Document Type


Degree Name

Doctor of Philosophy in Engineering (PhD)

Degree Level



Industrial Engineering


Russell D. Meller

Committee Member

John A. White, Jr.

Second Committee Member

Richard E. Webb

Third Committee Member

Sarah E. Root


Applied sciences, Inventory management, Order picking, Replenishment, Warehouse design


Research in the area of warehouse design is characterized by a myriad of analytical models that address one, typically small and isolated, area of the warehouse. These models, although important in gaining insight into one question of warehouse design, are of limited value when one considers the larger question of overall warehouse design. Thus, research in the area of overall warehouse design typically consists of procedure-driven processes based on qualitative factors and not the quantifiable results of analytical models.

In contrast, practitioners have significant empirical data related to how a design alternative performs in an industry, a company, or a particular warehouse. However, because practitioners lack a means for comparing the performance of competing alternatives over multiple facilities, they may adopt a sub-optimal design for a given facility.

A valuable tool for depicting a design is the functional flow network, where nodes represent the functional areas in the warehouse and arcs connecting the nodes define the product flow between functional areas. We propose a design methodology that employs the use of functional flow networks, as well as analytical models and empirical data for quantifying design performance. First, we develop a complete set of analytical models for a manual, case-picking warehouse, and we use the models to investigate the optimal warehouse shape. Next, we implement the design methodology using the analytical models. We then parameterize the analytical models to create lookup tables to demonstrate the design methodology

using empirical data. We use an example to show that the two methods lead to the same solutions, thus providing a proof-of-concept for using empirical data to design a warehouse. Finally, we present a preliminary search heuristic for designing a manual, case-picking warehouse.
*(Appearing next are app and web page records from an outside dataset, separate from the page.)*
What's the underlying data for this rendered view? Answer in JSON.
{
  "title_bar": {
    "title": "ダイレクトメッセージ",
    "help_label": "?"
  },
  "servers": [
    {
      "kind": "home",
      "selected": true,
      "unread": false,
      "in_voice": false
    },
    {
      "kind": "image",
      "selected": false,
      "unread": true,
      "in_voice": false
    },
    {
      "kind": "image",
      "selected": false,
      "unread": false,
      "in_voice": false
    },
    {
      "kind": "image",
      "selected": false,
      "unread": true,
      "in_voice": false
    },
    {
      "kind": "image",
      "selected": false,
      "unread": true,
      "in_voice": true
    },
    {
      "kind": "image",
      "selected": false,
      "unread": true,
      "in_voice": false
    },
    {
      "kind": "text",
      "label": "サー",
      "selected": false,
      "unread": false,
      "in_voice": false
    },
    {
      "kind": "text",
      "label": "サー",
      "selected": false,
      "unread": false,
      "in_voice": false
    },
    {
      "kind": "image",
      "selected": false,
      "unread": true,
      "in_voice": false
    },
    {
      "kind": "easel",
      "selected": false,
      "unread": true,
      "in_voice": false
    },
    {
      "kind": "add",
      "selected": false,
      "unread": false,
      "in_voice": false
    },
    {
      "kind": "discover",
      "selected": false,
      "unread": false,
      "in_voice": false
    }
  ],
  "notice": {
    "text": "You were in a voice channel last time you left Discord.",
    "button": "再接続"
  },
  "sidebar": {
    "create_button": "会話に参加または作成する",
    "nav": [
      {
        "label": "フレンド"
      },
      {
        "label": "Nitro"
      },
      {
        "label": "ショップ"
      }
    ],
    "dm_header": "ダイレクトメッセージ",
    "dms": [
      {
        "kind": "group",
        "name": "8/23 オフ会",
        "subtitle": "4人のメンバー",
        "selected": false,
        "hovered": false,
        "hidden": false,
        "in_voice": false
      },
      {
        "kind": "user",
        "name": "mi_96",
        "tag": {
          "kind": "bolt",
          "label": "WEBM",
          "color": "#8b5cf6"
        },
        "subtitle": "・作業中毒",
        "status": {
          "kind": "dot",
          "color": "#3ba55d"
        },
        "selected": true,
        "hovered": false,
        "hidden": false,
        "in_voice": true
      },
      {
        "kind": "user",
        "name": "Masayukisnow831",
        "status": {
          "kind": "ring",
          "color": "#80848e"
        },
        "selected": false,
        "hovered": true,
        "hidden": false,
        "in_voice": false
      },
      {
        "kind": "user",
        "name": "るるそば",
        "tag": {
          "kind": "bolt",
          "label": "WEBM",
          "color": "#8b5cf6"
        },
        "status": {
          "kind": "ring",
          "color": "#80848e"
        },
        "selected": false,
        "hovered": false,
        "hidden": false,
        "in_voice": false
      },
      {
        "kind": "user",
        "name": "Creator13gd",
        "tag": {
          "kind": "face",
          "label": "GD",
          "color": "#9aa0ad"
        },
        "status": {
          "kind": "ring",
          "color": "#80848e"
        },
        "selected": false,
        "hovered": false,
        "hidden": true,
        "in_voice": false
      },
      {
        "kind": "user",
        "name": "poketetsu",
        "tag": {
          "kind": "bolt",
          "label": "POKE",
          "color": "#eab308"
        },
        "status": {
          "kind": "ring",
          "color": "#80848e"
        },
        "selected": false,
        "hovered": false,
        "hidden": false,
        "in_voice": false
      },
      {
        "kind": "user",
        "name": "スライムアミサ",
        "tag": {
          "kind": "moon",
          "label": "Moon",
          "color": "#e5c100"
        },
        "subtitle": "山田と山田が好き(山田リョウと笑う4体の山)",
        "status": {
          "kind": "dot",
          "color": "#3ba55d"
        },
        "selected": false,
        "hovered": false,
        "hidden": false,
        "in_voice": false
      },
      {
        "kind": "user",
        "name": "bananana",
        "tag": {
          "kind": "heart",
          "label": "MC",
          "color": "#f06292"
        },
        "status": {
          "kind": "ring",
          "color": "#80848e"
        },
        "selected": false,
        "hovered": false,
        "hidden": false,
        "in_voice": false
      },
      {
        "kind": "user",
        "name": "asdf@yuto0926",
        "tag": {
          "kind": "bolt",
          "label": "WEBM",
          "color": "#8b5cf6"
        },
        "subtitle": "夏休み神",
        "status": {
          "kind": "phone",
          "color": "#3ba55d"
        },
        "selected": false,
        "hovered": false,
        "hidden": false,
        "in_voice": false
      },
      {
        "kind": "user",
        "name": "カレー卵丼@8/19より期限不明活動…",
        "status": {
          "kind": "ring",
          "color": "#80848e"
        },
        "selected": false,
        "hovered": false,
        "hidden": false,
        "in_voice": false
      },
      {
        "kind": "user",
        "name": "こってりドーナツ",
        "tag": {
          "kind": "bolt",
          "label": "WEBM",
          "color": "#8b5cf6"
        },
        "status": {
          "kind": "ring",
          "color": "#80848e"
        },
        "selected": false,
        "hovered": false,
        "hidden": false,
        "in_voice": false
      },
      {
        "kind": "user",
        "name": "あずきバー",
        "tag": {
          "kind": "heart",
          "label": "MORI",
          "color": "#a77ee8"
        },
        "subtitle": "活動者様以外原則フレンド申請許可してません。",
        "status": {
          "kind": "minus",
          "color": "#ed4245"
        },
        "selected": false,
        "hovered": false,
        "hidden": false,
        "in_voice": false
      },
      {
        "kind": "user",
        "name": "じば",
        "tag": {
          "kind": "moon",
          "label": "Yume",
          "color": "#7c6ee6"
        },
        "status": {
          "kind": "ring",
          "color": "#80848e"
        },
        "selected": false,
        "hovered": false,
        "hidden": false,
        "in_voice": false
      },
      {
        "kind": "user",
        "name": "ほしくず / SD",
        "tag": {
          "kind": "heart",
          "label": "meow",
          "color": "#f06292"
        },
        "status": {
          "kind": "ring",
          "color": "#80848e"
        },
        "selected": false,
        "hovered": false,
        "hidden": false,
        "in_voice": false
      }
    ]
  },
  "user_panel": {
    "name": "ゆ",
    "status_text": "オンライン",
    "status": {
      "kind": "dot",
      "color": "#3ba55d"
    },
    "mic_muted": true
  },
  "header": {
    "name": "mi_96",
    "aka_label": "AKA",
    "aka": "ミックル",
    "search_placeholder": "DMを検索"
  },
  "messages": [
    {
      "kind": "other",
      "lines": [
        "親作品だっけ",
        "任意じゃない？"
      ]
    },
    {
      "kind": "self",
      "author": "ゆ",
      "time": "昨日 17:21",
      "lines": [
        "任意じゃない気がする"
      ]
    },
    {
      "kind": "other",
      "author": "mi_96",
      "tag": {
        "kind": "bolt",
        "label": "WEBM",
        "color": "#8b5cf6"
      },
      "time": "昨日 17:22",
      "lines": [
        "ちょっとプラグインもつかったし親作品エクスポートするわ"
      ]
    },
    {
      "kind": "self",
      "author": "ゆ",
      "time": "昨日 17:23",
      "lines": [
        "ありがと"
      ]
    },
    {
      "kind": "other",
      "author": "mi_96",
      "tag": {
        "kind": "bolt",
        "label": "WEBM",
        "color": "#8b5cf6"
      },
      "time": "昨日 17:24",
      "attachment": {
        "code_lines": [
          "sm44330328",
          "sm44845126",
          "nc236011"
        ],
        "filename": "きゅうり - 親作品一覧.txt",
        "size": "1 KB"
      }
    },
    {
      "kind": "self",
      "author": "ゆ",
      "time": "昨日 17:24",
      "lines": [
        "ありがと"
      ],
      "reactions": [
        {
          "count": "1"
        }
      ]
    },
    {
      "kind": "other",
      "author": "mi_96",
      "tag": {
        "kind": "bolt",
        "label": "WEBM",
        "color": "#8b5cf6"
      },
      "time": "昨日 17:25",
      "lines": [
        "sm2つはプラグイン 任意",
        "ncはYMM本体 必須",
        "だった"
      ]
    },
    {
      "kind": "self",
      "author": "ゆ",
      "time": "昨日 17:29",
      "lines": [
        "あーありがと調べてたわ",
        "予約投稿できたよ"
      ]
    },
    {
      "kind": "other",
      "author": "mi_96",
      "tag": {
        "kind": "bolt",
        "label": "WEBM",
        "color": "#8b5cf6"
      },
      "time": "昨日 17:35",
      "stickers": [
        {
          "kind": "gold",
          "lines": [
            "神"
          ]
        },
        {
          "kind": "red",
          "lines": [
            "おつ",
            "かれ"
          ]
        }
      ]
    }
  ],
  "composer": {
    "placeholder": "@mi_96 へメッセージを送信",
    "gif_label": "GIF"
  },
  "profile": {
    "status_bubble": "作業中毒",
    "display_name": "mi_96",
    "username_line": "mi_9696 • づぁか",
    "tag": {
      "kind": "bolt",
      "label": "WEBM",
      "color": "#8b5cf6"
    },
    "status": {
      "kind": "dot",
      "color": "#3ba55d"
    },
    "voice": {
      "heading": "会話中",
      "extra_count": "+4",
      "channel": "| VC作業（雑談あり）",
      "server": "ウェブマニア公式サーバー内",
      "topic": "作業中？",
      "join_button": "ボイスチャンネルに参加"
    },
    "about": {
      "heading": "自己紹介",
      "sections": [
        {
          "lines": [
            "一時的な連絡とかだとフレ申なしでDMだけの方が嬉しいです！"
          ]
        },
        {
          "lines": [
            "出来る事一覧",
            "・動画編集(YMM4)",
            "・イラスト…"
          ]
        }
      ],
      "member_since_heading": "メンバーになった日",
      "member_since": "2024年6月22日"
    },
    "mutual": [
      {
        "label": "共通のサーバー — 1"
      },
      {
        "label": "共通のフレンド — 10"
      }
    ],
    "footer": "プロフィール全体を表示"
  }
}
The search heuristic is based on warehouse operating characteristics and provides an initial design that can be further analyzed and optimized.

We believe that our design methodology provides two key features that are typically

missing from existing overall warehouse design methodologies: comparing design alternatives through quantifiable output from analytical models and empirical observations, and therefore, considering a broad range of design alternatives.